James Montgomery was held in great esteem by the best of his contemporaries, and for a long time enjoyed a much higher position, both in their regard and in public opinion, than his poetic work would seem to justify. Leigh Hunt, in his “Feast of the Poets,” introduces Montgomery side by side with Campbell as a poet whom Apollo was glad to welcome, and yet of all those named as honoured of the song God at this “Feast of Reason,” Shelley, Keats, Scott, Rogers, Landor, Byron, Moore, Crabbe, Southey, Campbell, Coleridge, and Wordsworth, Montgomery had surely the least right to be present.
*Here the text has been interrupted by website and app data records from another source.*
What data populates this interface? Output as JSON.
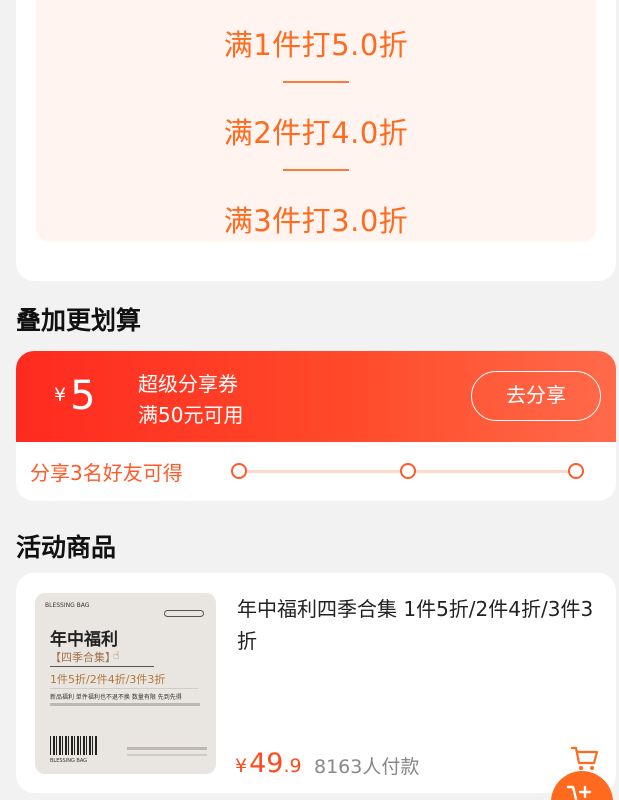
{
  "discount_tiers": [
    {
      "label": "满1件打5.0折"
    },
    {
      "label": "满2件打4.0折"
    },
    {
      "label": "满3件打3.0折"
    }
  ],
  "stack_section": {
    "title": "叠加更划算"
  },
  "coupon": {
    "currency": "¥",
    "amount": "5",
    "name": "超级分享券",
    "condition": "满50元可用",
    "action_label": "去分享",
    "progress_label": "分享3名好友可得",
    "progress_steps": 3
  },
  "products_section": {
    "title": "活动商品"
  },
  "product": {
    "title": "年中福利四季合集 1件5折/2件4折/3件3折",
    "price_currency": "¥",
    "price_int": "49",
    "price_dec": ".9",
    "sales": "8163人付款",
    "thumbnail": {
      "brand": "BLESSING BAG",
      "title": "年中福利",
      "subtitle": "【四季合集】",
      "promo": "1件5折/2件4折/3件3折",
      "note": "新品福利 单件福利也不退不换 数量有限 先到先得",
      "barcode_label": "BLESSING BAG"
    }
  },
  "icons": {
    "cart": "cart-icon",
    "float": "floating-cart-icon"
  },
  "colors": {
    "accent": "#ff6a1f",
    "coupon_red": "#ff2a1f",
    "price": "#ff4a1f"
  }
}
The secret of this exalted estimate is doubtless to be found in the character of the man, his unswerving integrity, genial benevolence, and enthusiastic zeal for the cause of freedom for which he suffered, and which made the poem that he lived greater than any that he wrote. The Edinburgh Review attacked “The Wanderer of Switzerland” on its publication with characteristic violence, and predicted that “in less than three years no one would know the name of its author.” Of course the Edinburgh was wrong in naming a three years’ limit, for in that period the work passed through a number of editions, and greatly extended its author’s fame; but equally, of course, the Edinburgh was right in denying “The Wanderer” a permanent place in literature. It is a feeble performance, and doubtless owed its popularity to the strong feeling of public sympathy felt for the Swiss patriots then suffering under French conquest. “The West Indies,” “The World before the Flood,” “Greenland,” and the “Pelican Islands,” show a great advance upon “The Wanderer,” and contain many passages of admirable descriptive writing. But even these are often but second-hand work,—the versification of the experiences of others—for his inspiration and information were drawn not from the book of nature direct, but from gazetteers and books of travel. “The World Before the Flood” is perhaps the most original of his longer works. It is not however by these longer poems that the name of James Montgomery will be perpetrated. It is as a religious poet, and as a writer of sacred lyrics which give expression to the aspirations and reflections of devout hearts, that he will be longest remembered; and it is not too much to say that in this department of poetic work his permanence seems fairly secure. Over a hundred of his hymns are said to be still in use. Among the more successful and popular of these are “Songs of praise the Angels sang,” “Hail to the Lord’s Anointed,” “At home in Heaven,” and “Go to dark Gethsemane.” “James Montgomery is essentially a religious poet,” wrote William Howitt, “and it is what of all things upon earth we can well believe he would most desire to be.” His Christian songs are vigorous in thought and feeling, simple and direct in diction, broad in Christian charity, lofty in spiritual aspiration, and entirely free from cant. As such they form a not unworthy opening section for a volume devoted to the sacred poetry of the century.